Assignment: In the entries that follow, find every line containing "режиме" and copy it.
Records shown START
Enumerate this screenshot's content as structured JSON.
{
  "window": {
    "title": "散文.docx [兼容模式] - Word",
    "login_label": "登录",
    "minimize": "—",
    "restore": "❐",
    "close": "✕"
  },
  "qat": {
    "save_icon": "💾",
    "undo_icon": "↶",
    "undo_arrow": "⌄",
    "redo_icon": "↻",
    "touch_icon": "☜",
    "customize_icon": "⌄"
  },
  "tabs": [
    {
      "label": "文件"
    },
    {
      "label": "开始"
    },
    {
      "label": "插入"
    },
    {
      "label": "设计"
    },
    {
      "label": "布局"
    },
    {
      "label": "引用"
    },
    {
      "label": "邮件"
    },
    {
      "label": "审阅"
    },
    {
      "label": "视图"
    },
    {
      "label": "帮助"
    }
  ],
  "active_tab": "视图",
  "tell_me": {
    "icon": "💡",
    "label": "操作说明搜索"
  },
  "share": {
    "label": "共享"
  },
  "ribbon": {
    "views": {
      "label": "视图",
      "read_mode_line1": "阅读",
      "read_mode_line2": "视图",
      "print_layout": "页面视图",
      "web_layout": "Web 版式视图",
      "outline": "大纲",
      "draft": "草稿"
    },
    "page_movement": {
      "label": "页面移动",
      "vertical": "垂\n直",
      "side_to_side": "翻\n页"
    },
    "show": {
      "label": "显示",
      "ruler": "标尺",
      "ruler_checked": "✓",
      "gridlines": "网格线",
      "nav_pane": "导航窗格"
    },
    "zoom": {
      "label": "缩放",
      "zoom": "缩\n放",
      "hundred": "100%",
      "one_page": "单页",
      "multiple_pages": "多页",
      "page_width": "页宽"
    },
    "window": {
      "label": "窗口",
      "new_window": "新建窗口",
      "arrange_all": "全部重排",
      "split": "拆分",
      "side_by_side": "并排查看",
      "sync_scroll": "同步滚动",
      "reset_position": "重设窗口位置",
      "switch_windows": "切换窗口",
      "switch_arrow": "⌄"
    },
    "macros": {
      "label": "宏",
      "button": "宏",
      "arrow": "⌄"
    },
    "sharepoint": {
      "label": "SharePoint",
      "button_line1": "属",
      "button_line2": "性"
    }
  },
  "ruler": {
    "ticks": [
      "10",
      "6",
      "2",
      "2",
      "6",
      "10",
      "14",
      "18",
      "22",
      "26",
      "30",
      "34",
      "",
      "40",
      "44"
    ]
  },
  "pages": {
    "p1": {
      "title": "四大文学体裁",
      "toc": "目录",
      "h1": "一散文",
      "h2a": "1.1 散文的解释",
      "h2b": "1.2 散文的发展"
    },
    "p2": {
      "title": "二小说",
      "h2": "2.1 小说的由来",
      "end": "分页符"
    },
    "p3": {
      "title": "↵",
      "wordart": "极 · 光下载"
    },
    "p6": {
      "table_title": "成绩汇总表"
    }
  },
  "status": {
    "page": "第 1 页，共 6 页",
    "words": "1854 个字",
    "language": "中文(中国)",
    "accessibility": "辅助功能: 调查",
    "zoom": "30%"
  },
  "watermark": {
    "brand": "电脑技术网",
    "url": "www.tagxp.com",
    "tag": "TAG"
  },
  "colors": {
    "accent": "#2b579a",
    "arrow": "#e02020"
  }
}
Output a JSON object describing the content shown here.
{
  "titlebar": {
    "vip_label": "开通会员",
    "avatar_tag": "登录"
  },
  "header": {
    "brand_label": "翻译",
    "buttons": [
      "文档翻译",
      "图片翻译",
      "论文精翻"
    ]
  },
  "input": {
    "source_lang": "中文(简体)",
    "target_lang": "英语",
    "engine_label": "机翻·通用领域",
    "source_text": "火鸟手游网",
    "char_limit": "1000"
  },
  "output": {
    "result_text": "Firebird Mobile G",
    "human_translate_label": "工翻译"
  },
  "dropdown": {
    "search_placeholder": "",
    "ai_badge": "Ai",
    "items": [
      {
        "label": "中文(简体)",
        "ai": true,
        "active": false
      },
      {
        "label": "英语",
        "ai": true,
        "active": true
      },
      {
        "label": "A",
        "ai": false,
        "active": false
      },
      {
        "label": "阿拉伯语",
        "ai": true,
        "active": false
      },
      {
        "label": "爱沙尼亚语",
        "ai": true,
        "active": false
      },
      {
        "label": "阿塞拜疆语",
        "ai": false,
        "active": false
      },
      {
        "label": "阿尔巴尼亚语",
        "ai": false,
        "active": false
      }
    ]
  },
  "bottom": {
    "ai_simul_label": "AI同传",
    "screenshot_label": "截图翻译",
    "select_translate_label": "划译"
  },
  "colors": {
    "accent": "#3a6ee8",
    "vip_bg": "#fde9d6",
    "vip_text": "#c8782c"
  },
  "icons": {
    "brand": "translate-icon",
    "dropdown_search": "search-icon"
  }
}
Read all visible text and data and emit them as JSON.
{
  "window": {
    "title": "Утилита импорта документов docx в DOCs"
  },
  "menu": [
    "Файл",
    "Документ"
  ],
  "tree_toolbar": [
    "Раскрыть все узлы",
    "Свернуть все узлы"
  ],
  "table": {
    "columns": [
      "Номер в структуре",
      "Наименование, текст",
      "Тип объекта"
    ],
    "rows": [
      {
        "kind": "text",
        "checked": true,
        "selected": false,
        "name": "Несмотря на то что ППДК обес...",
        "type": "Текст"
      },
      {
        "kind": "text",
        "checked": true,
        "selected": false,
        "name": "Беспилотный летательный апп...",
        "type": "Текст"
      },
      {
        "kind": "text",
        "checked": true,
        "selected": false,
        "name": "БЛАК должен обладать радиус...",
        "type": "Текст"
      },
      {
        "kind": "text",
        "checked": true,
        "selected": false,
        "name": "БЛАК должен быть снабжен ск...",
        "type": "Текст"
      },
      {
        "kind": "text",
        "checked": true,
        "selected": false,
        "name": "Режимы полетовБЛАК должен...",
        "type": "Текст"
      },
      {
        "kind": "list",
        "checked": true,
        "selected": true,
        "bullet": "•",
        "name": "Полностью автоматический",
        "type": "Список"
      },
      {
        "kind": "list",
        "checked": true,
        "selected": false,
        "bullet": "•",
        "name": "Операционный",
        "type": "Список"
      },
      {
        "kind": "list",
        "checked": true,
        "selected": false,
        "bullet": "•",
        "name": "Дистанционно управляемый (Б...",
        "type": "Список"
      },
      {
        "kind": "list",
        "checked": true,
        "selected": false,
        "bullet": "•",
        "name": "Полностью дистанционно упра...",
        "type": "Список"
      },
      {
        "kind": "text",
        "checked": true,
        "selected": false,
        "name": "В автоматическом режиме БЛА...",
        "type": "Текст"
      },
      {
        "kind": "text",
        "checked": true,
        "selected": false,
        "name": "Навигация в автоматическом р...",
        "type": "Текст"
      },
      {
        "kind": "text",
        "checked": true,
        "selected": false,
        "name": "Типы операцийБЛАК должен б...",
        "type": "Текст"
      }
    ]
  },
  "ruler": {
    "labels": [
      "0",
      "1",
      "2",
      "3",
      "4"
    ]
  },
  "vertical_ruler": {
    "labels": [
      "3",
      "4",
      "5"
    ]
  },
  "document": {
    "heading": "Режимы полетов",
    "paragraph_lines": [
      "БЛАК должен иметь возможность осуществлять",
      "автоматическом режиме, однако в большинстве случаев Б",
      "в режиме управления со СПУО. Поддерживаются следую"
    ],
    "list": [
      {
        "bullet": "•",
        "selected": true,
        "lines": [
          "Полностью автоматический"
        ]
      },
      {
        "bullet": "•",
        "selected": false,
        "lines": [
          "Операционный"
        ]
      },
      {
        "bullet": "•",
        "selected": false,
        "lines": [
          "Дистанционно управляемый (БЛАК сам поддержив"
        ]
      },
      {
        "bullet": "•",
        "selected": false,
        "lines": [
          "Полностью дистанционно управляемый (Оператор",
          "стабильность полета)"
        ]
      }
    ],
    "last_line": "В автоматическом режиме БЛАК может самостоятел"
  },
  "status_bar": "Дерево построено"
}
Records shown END
Exercise output:
        "name": "В автоматическом режиме БЛА...",
      "автоматическом режиме, однако в большинстве случаев Б",
      "в режиме управления со СПУО. Поддерживаются следую"
    "last_line": "В автоматическом режиме БЛАК может самостоятел"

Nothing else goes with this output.